The judge made the ruling at a hearing in the Family Division of the High Court in London after local authority social services staff raised fears that the teenager could travel to Syria.
He said the youngster could not be named.
But he said the local authority which had applied for the teenager to be made a ward of court was Brighton and Hove City Council.
Mr Justice Hayden was told that the teenager had joint Libyan and British nationality.
He was told that council staff had learned that family members were making plans for the teenager to go on a trip to Dubai during the Easter holiday.
The judge said he was concerned to "keep this lad alive" and said an order which barred from travelling abroad was proportionate.
"(The teenager) is a vulnerable young person," said the judge. "He has grown up in modern Britain in an extraordinary family - a family where the male members are patently committed to waging Jihad in war-torn Syria."
He said he had balanced the teenager's human rights and added: "The balance falls clearly in protecting this young man, ultimately from himself."
A lawyer representing the council said the teenager's family had an "extraordinary history".
Barrister Martin Downs said the boy had an uncle who had been held in United States' detention camp in Guantanamo Bay, Cuba.
He said three of the boy's brothers had gone to fight for the al-Nusra Front - a group with links to al-Qaeda.
Two had died when both in their teens - the third had been wounded but was still fighting in Syria.
A friend of the teenager had also been killed in fighting.
The judge, who said the four fighters could not be named, added: "The local authority's anxiety here is that (the teenager) may wish to follow the path which his brothers have walked."

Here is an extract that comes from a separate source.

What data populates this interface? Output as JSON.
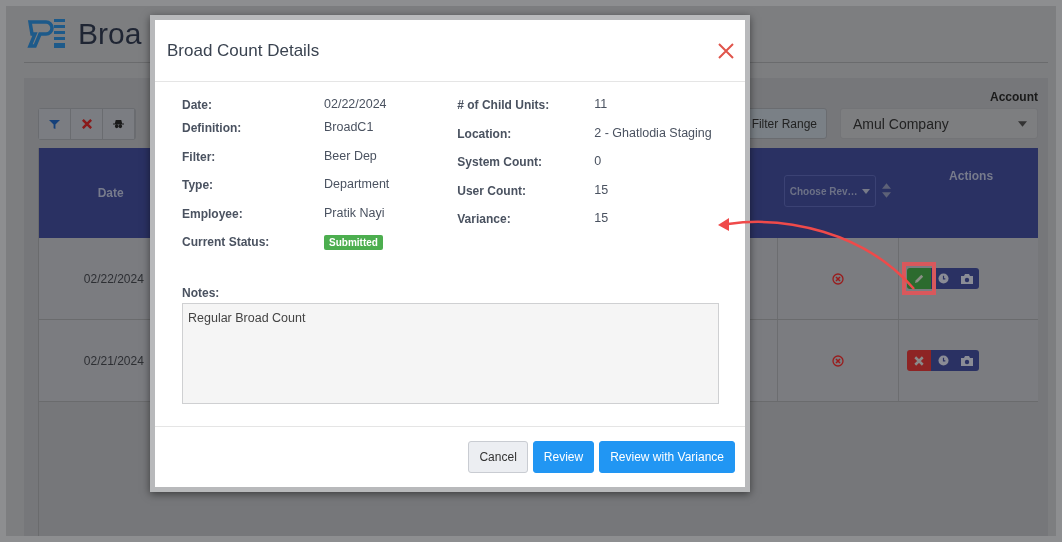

Lawyers told the judge that the teenager lived with his mother.
Mr Justice Hayden said she was "exhausted by grief" and there were concerns that she was unable to place "proper boundaries" around him.
He said the council had considered asking for the teenager to be taken into care. But given the boy's age, staff thought making him a ward of court would be a better option.
The judge said by becoming a ward of court the youngster would come under the protection of a judge and added: "A child who is a ward of court may not be removed from England and Wales without the court's permission."
Lawyers said it was thought this was the first time a family court judge had been asked to take such an approach to prevent a boy going to fight in Syria.